Since it began its assault on ESG in 2022, Texas, with its perfect AAA credit rating, is paying 19 basis points more in yield (the equivalent of $1.9 million on every $1 billion of bonds sold) than AA-rated California on routine borrowings, according to data compiled by Bloomberg. The city of Anna, Texas, paid more than it should have last September on two bond sales totaling almost $100 million when it rejected the most competitive bid from Citigroup because of the Republican-backed state law that punishes financial firms for promoting gun safety. Do the people of Anna know? That’s doubtful.
In Florida, DeSantis’ attacks on money managers and securities underwriters who oppose fossil fuels, voter suppression, and the criminalizing of reproductive rights as part of their investment strategies are poisoning the market for AAA rated Florida debt. Without the liquidity that comes from a robust group of underwriters, Florida now pays 43 basis points more in yield (or $4.3 million for every $1 billion of bonds sold) than California, which has a AA rating. That’s only 0.35% more than prior to 2022, but when billions in public borrowing is involved, that small difference can cost the state’s taxpayers tens if not hundreds of millions of dollars in higher borrowing costs. Way to go, Ron.
The War On Woke
Bloomberg contributor Stephen Carter explains the origin of the word “woke.” Originally, he says, it was a watchword for Black Americans derived from a Mississippi Delta blues song warning euphemistically of labor exploitation in the early 20th century mills. These southern states, where racist laws prevailed 50 years ago, now prohibit the biggest Wall Street banks from arranging and selling their new bond offerings because they are “woke.” The result is public financing projects often get assigned to smaller firms that may not have the resources or reach to ensure borrowers are getting the lowest possible borrowing costs.
We often hear reactionaries bleating about the horrors of socialism. Winkler writes that if socialism means state control of production, distribution, and exchange of goods and services, then Florida and Texas are socialist states. Not California, whose embrace of ESG and free markets has allowed it to borrow more cheaply than Florida and Texas even though it has lower credit ratings. Superior demand makes California debt the outstanding performer among the three largest US states.
JPMorgan Chase has 25,500 employees in Texas, but has been barred from doing business with the state because of its support for gun safety regulations and alternative energy. It contributed more than $17.5 million to nonprofit workforce readiness programs, community development, and neighborhood revitalization in 2019 and continues to expand its main Austin, Dallas, Houston, and San Antonio workforce at 130 Texas locations throughout the state.
Citigroup and Goldman Sachs have also been banned. Together with JPMorgan, they managed $540 billion worth of municipal offerings during the past five years. That represents 25% of the market for new issues according to data compiled by Bloomberg.

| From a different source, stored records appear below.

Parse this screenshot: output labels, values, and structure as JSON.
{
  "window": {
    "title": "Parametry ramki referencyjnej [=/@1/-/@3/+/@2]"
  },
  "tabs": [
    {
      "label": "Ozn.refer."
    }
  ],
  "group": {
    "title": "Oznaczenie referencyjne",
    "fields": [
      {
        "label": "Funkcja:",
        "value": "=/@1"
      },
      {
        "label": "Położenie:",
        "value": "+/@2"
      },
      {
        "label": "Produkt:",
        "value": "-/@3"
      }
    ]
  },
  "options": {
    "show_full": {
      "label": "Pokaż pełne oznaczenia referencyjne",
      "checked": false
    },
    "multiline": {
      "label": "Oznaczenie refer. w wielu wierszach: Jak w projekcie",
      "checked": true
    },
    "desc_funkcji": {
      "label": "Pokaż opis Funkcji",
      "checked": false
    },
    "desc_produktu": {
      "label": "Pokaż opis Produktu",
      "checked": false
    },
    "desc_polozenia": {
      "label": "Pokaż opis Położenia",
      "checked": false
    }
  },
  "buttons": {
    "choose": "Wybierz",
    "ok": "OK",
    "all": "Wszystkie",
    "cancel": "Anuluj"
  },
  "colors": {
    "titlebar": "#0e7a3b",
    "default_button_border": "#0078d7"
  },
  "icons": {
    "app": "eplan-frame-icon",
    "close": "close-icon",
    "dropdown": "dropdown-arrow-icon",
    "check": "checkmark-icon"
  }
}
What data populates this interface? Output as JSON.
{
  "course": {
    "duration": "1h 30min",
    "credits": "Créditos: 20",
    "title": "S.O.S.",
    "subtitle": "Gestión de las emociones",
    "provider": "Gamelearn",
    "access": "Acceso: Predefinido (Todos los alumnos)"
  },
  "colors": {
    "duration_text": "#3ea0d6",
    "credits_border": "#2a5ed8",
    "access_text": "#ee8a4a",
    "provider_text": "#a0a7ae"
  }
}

On average, they charged a fee of 0.38% on those bond offerings, which is 0.11 percentage points lower than the average for the other 145 underwriters who provide similar services.
How deliciously ironic that states that scream the loudest about socialism are in fact using state control over the companies who do business within their borders to advance their political agendas, all of which pander to the basest instincts of humanity. This is an unforced error that is costing their citizens untold millions of dollars in a quest for absolute, unfettered political power.
Conventional wisdom says money is the thing that motivates people the most. Others say it is sex. But the truth is the unquenchable thirst for power overrides both greed and lust by a wide margin. It makes people violate their own best interests to gain a smidgen more power. More than anything else, the thirst for power — which basically comes down to the ability to dictate what others are allowed to think, say, and do — will be the one thing that makes it impossible for humans to address the challenge of a warming planet in any meaningful way.
We’ve reached out to Governor DeSantis and Governor Abbott regarding these matters. We will update this article if they respond.